The word "title" may appear in lines of the data below. Say how many lines hold it, giving only the number.

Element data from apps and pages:
^^^^^^^^

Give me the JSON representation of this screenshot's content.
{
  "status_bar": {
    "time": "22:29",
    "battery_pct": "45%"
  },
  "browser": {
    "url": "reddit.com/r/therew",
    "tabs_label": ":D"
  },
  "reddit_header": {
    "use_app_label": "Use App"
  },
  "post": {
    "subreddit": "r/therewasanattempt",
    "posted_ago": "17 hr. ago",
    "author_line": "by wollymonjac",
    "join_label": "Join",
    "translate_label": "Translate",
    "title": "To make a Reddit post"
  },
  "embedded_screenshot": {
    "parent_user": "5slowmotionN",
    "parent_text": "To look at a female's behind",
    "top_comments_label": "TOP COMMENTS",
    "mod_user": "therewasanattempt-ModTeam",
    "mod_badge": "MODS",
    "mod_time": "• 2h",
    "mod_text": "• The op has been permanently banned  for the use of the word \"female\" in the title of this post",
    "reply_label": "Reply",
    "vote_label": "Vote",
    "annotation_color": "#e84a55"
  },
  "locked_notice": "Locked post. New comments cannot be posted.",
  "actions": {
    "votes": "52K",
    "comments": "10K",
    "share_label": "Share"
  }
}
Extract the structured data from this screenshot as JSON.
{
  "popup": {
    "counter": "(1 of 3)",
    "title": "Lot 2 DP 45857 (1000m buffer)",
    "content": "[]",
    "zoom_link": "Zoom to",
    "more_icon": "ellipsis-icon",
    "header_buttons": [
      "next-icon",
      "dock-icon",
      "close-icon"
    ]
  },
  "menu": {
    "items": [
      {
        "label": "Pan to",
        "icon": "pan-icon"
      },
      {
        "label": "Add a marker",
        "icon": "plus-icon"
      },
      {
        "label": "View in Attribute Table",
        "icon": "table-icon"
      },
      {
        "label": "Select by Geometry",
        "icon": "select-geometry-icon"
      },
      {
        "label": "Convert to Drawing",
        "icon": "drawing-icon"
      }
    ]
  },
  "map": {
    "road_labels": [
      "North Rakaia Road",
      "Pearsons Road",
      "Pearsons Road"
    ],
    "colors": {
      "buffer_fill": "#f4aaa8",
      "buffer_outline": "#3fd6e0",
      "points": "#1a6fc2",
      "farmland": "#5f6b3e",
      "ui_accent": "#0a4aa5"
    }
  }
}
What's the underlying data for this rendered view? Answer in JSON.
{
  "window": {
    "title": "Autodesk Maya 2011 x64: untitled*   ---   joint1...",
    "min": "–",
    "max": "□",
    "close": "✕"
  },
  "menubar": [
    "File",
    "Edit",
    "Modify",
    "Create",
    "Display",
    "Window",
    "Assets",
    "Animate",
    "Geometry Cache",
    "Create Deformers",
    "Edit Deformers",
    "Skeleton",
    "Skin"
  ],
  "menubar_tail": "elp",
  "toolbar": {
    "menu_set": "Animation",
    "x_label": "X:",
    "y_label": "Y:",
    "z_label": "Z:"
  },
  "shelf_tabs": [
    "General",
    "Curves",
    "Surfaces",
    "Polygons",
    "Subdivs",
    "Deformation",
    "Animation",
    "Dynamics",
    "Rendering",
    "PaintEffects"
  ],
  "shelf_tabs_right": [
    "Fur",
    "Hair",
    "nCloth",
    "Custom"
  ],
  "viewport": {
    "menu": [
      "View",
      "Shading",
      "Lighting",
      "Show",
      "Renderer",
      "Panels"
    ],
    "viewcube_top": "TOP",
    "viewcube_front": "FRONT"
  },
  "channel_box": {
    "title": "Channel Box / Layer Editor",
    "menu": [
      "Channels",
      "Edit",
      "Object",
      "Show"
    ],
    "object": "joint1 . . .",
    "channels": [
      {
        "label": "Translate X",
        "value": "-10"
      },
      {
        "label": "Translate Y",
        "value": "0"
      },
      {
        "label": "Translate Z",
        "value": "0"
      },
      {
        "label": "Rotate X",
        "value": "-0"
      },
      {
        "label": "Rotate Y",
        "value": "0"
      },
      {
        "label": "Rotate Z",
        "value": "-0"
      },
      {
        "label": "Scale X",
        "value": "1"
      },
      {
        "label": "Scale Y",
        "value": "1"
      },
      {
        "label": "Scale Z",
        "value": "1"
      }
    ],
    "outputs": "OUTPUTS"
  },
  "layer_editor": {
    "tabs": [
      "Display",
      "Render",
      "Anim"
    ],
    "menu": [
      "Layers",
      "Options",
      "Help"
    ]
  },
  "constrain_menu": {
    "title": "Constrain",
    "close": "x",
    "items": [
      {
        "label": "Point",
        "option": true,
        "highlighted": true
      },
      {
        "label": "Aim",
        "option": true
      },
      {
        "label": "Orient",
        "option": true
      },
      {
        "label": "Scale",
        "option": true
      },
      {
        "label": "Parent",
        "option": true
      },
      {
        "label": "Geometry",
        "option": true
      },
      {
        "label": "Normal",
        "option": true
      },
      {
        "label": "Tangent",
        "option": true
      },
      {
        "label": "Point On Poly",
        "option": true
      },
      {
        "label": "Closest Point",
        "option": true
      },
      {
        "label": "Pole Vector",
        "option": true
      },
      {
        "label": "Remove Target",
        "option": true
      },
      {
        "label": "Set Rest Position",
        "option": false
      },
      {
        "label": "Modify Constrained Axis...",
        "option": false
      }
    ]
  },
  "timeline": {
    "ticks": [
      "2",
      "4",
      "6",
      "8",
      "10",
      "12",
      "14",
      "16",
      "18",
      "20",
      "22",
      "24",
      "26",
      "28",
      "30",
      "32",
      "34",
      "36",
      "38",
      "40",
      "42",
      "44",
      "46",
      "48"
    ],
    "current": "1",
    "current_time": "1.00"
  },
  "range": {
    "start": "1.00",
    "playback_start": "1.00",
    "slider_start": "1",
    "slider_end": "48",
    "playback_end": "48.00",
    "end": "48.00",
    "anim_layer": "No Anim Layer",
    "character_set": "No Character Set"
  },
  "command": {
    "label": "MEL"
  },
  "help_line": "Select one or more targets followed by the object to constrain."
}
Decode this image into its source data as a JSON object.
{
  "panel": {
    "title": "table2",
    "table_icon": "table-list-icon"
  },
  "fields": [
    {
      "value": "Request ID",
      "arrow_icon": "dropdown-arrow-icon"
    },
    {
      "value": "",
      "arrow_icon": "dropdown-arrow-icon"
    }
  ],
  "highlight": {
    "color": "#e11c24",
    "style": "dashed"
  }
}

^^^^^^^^

SOLUTION FOR THIS PROBLEM
7